++++ MATERIAL PROVIDED

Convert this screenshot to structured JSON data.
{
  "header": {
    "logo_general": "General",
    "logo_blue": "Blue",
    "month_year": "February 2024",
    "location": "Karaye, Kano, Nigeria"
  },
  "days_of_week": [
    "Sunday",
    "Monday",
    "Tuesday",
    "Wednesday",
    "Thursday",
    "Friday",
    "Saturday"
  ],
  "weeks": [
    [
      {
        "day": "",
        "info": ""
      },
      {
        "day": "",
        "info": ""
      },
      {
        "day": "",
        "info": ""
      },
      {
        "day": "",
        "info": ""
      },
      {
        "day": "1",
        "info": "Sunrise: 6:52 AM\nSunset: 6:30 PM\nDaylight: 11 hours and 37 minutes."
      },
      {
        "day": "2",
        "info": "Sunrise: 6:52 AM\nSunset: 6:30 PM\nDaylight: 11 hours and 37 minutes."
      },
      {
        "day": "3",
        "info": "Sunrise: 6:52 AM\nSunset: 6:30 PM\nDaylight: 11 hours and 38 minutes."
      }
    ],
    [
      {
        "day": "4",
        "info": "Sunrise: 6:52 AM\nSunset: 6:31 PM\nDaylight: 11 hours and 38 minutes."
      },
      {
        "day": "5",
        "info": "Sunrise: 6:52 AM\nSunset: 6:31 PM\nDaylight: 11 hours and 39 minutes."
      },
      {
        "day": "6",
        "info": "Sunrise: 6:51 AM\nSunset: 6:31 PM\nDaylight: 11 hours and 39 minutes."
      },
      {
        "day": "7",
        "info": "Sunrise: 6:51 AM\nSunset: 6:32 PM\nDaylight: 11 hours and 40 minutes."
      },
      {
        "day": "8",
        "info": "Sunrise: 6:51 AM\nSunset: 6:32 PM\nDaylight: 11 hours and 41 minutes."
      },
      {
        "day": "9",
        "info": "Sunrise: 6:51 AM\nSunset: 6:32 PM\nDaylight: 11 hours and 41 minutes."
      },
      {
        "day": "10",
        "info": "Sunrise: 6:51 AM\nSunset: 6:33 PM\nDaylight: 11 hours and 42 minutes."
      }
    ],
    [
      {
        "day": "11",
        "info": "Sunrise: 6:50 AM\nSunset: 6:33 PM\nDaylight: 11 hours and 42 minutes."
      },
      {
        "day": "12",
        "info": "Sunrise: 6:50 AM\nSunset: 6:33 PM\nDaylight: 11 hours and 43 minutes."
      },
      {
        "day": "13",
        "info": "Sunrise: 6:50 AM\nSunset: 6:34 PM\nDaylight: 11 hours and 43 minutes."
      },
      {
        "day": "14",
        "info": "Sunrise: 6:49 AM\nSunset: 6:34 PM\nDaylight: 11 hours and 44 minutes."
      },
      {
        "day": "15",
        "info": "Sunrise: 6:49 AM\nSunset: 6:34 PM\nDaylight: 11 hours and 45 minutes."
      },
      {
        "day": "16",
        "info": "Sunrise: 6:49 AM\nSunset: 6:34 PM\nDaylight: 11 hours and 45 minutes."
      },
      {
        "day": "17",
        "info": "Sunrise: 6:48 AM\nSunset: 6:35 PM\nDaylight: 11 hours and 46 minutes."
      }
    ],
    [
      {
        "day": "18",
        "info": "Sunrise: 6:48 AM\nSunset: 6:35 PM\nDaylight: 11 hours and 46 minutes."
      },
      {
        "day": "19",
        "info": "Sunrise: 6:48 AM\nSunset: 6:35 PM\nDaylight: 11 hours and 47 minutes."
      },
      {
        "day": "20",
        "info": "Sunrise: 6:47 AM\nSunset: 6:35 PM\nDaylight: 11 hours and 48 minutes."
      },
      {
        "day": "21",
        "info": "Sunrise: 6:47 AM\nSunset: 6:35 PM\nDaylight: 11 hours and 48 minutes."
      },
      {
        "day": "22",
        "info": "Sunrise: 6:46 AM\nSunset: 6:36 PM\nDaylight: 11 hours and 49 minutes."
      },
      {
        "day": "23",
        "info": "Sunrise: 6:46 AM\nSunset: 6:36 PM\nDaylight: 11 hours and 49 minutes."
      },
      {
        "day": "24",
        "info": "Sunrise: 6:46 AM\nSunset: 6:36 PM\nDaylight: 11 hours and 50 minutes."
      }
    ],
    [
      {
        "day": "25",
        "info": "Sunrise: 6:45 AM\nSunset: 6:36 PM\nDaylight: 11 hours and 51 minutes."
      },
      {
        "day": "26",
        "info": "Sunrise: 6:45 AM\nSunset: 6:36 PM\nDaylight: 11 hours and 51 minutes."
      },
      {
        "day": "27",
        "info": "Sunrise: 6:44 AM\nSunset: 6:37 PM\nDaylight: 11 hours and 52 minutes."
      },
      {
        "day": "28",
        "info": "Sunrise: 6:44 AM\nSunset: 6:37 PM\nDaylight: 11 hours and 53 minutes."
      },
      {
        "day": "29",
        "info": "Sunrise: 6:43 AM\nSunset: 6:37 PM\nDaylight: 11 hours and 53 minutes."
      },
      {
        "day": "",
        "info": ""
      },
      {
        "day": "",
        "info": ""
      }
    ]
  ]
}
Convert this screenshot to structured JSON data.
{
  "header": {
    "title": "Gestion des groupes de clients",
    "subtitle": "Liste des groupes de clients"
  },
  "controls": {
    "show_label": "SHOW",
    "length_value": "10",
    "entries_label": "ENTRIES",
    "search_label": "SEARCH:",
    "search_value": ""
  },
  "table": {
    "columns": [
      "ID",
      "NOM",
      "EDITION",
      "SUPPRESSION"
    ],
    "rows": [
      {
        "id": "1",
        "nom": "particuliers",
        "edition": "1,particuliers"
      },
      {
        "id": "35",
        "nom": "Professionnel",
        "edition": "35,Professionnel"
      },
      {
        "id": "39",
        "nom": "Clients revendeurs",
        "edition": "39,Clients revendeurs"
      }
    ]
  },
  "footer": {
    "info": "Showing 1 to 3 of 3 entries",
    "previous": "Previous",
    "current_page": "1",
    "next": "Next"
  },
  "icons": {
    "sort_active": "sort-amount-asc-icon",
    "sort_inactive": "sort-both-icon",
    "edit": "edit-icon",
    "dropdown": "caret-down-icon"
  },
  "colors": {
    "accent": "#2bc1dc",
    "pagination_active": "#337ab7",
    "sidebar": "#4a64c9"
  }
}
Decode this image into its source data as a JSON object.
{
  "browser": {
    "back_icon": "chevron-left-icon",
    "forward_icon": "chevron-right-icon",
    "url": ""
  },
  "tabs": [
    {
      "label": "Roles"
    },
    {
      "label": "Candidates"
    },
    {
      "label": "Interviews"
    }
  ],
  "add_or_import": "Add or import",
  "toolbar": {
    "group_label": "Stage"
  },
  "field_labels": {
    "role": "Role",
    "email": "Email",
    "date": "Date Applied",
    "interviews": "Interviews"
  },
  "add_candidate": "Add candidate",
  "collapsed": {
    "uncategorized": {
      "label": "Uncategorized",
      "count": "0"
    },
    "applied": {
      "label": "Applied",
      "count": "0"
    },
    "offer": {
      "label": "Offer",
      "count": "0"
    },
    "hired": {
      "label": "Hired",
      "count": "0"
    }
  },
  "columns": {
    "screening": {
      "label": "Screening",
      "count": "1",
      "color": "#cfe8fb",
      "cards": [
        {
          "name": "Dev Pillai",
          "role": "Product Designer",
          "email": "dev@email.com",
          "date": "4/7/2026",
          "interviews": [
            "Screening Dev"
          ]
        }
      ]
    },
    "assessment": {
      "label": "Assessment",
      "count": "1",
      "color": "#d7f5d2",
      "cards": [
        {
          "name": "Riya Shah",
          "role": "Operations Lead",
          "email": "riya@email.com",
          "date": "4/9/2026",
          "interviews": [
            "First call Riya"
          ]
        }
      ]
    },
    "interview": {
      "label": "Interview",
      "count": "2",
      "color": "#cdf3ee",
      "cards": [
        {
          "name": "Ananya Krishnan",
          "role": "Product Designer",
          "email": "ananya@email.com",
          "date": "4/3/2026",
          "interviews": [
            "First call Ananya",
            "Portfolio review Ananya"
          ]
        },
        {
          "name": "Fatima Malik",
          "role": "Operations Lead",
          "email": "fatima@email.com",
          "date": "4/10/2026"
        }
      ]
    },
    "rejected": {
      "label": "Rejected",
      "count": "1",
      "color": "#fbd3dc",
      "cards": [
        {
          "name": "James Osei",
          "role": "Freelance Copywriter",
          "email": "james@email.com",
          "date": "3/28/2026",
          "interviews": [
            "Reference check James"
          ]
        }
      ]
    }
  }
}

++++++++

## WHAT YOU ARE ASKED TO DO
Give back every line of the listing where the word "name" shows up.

## TASK RESPONSE
          "name": "Dev Pillai",
          "name": "Riya Shah",
          "name": "Ananya Krishnan",
          "name": "Fatima Malik",
          "name": "James Osei",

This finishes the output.